Efficient consultancy services other than the farm visits by extension officers must be exploited in every agricultural policy: farm visits by extension officers is key in the production chain, however, technical advices in the form of export trade by individual large scale farmers becomes a challenge. Many farmers don’t know about latest phytosanitary regulations put in place by our trading partners, EU, US and China. The main reason why we get most of our vegetables rejected at export. It is therefore important to factor in such consultancy services in policy implementation. To a certain extent, the Ministry of Trade, is helpful in this aspect. What is the benefit of a ‘bumper harvest’ when the quality food harvested cannot meet export requirements?
Farm income objectives and welfare: This is obviously and directly related to farmers. The level and variability of farm income has long been a central concern of agricultural policies. The traditional policy instrument must set targets for income to be generated from each farmer or farm groups, using previous or current prices at the market for computation, depending on the inputs offered by the ministry.
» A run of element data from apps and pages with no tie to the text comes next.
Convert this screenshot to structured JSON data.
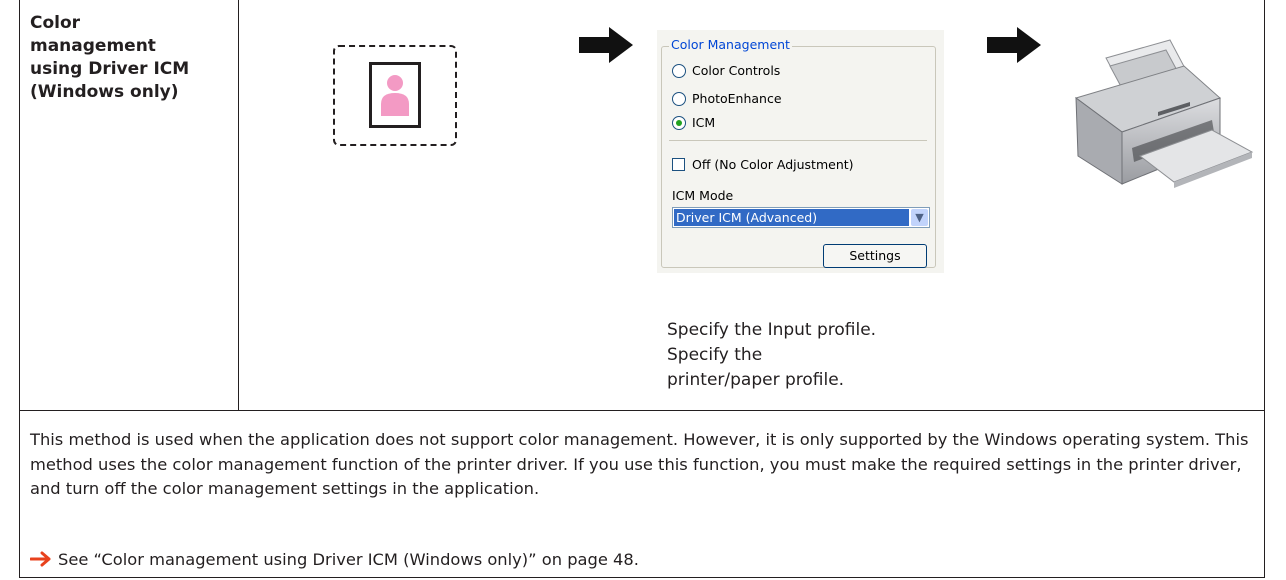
{
  "row_title": "Color\nmanagement\nusing Driver ICM\n(Windows only)",
  "dialog": {
    "group_title": "Color Management",
    "radios": [
      {
        "label": "Color Controls",
        "selected": false
      },
      {
        "label": "PhotoEnhance",
        "selected": false
      },
      {
        "label": "ICM",
        "selected": true
      }
    ],
    "checkbox_label": "Off (No Color Adjustment)",
    "checkbox_checked": false,
    "icm_mode_label": "ICM Mode",
    "icm_mode_value": "Driver ICM (Advanced)",
    "settings_button": "Settings"
  },
  "caption": {
    "line1": "Specify the Input profile.",
    "line2": "Specify the",
    "line3": "printer/paper profile."
  },
  "description": "This method is used when the application does not support color management. However, it is only supported by the Windows operating system. This method uses the color management function of the printer driver. If you use this function, you must make the required settings in the printer driver, and turn off the color management settings in the application.",
  "reference": "See “Color management using Driver ICM (Windows only)” on page 48.",
  "icons": {
    "document": "document-icon",
    "arrow": "arrow-right-icon",
    "printer": "printer-icon",
    "reference_arrow": "reference-arrow-icon"
  },
  "colors": {
    "text": "#231f20",
    "reference_arrow": "#e8421d",
    "selection": "#316ac5",
    "dialog_title": "#0046d5",
    "person": "#f39ac4"
  }
}
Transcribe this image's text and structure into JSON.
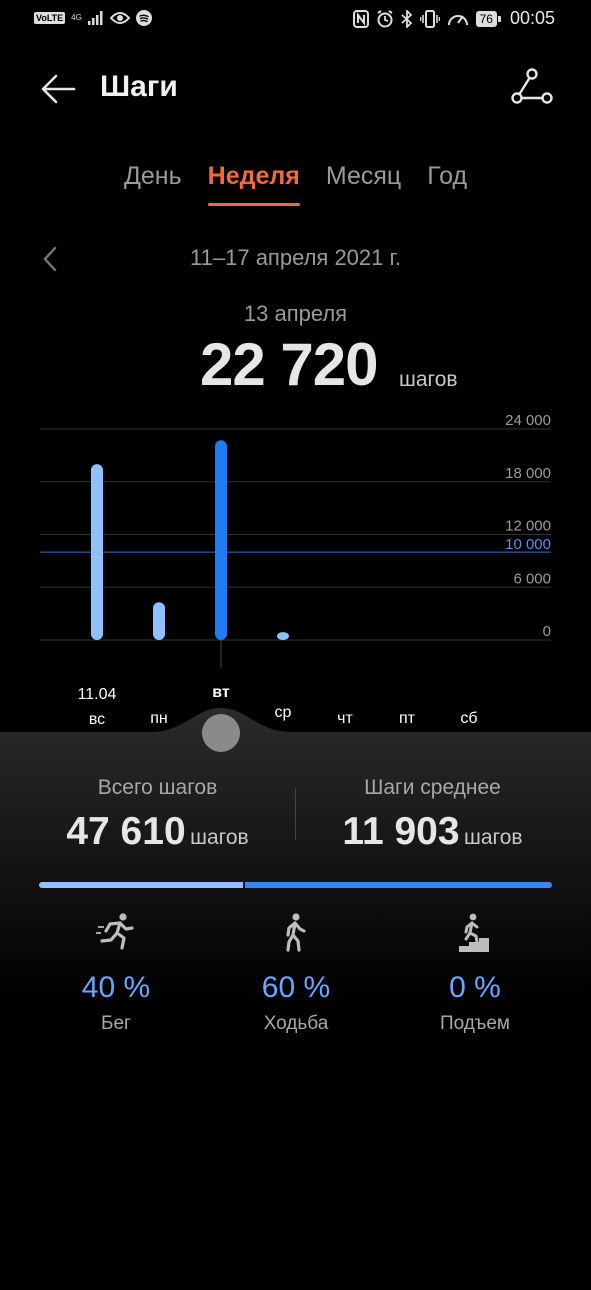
{
  "status_bar": {
    "volte": "VoLTE",
    "network": "4G",
    "battery": "76",
    "time": "00:05"
  },
  "header": {
    "title": "Шаги",
    "back_icon": "arrow-left-icon",
    "share_icon": "share-icon"
  },
  "tabs": [
    {
      "label": "День",
      "active": false
    },
    {
      "label": "Неделя",
      "active": true
    },
    {
      "label": "Месяц",
      "active": false
    },
    {
      "label": "Год",
      "active": false
    }
  ],
  "period": {
    "range": "11–17 апреля 2021 г.",
    "selected_date": "13 апреля",
    "selected_value": "22 720",
    "unit": "шагов"
  },
  "chart_data": {
    "type": "bar",
    "categories": [
      "вс",
      "пн",
      "вт",
      "ср",
      "чт",
      "пт",
      "сб"
    ],
    "first_date_label": "11.04",
    "values": [
      20000,
      4300,
      22720,
      900,
      0,
      0,
      0
    ],
    "selected_index": 2,
    "ylim": [
      0,
      24000
    ],
    "y_ticks": [
      {
        "value": 24000,
        "label": "24 000"
      },
      {
        "value": 18000,
        "label": "18 000"
      },
      {
        "value": 12000,
        "label": "12 000"
      },
      {
        "value": 6000,
        "label": "6 000"
      },
      {
        "value": 0,
        "label": "0"
      }
    ],
    "goal": {
      "value": 10000,
      "label": "10 000"
    },
    "colors": {
      "bar": "#8fc0ff",
      "selected": "#1e7cf2",
      "goal": "#3d6fd0",
      "grid": "#333333"
    },
    "grid": true
  },
  "summary": {
    "total_label": "Всего шагов",
    "total_value": "47 610",
    "total_unit": "шагов",
    "avg_label": "Шаги среднее",
    "avg_value": "11 903",
    "avg_unit": "шагов"
  },
  "activities": [
    {
      "pct": "40 %",
      "name": "Бег",
      "icon": "running-icon",
      "fraction": 0.4
    },
    {
      "pct": "60 %",
      "name": "Ходьба",
      "icon": "walking-icon",
      "fraction": 0.6
    },
    {
      "pct": "0 %",
      "name": "Подъем",
      "icon": "stairs-climb-icon",
      "fraction": 0.0
    }
  ]
}
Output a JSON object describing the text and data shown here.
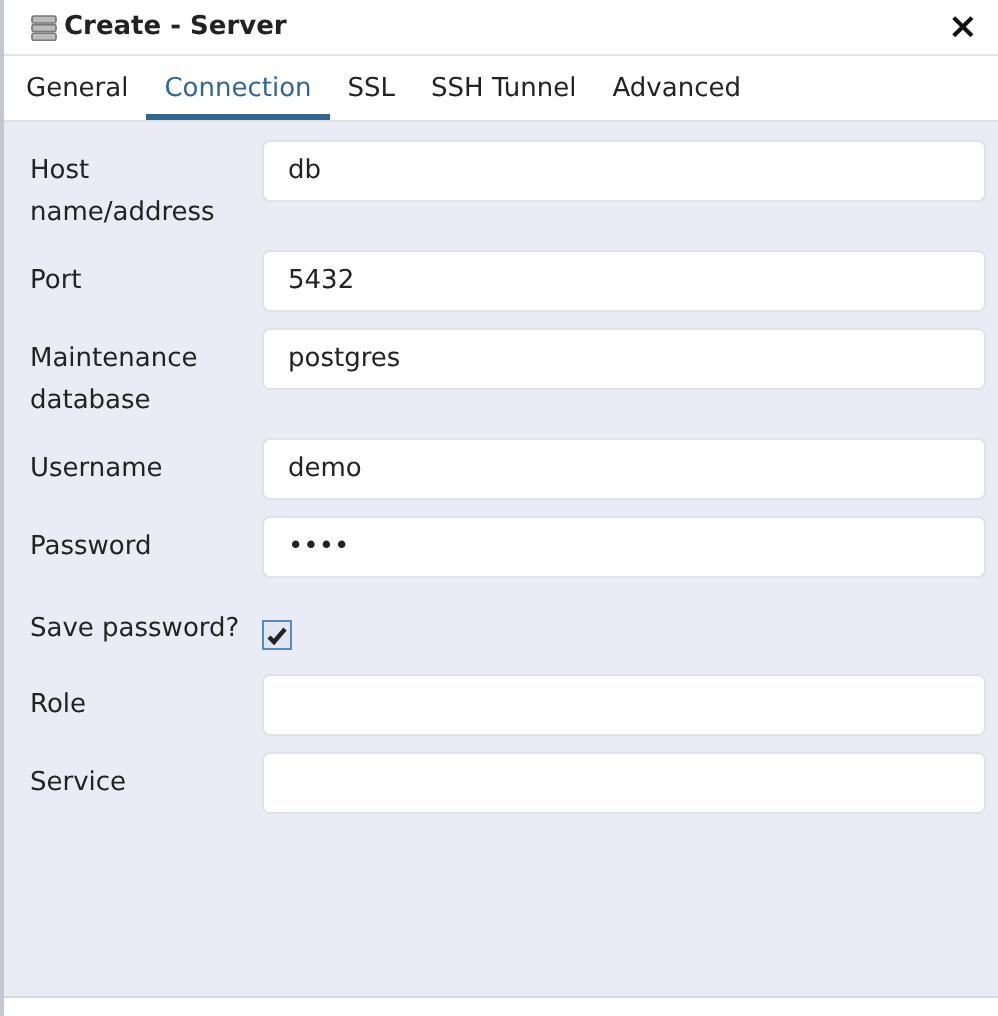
{
  "window": {
    "title": "Create - Server",
    "close": "×"
  },
  "tabs": [
    {
      "label": "General",
      "selected": false
    },
    {
      "label": "Connection",
      "selected": true
    },
    {
      "label": "SSL",
      "selected": false
    },
    {
      "label": "SSH Tunnel",
      "selected": false
    },
    {
      "label": "Advanced",
      "selected": false
    }
  ],
  "fields": [
    {
      "kind": "text",
      "label": "Host name/address",
      "value": "db"
    },
    {
      "kind": "text",
      "label": "Port",
      "value": "5432"
    },
    {
      "kind": "text",
      "label": "Maintenance database",
      "value": "postgres"
    },
    {
      "kind": "text",
      "label": "Username",
      "value": "demo"
    },
    {
      "kind": "text",
      "label": "Password",
      "value": "••••"
    },
    {
      "kind": "checkbox",
      "label": "Save password?",
      "checked": true
    },
    {
      "kind": "text",
      "label": "Role"
    },
    {
      "kind": "text",
      "label": "Service"
    }
  ]
}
When farm income is well accounted for, the economic impact of their activities can be well established.
Objectives related to consumers: Generally concern the volume and quality of the products produced by the agricultural sector, which is served to the consumer. Every agricultural policy targeted at significant produce sales, must factor in the consumer objective. The value addition and quality control measures, starting from the farm to the market must be considered, else, the produce will not attract significant demand in the competitive market. The integrity of the produce must meet the preference of consumers.
When these factors are carefully considered, the timeline for the policy should be clearly defined as well to measure targets.
It is my sincere hope that, GoG, through MoFA, will focus on agricultural policies that are based on market interventions, addressing specific economic using agriculture as the driving force, at the same time, considering social and environmental objectives, to ensure policy sustainability. When the above stated, are carefully considered in agricultural policy formulation, the vision of MoFA, can be achieved: “A modernized agriculture culminating in a structurally transformed economy and evident in food security, employment opportunities and reduced poverty.”
Haruna Gado Yakubu, Research Fellow at CEBSAR-AFRICA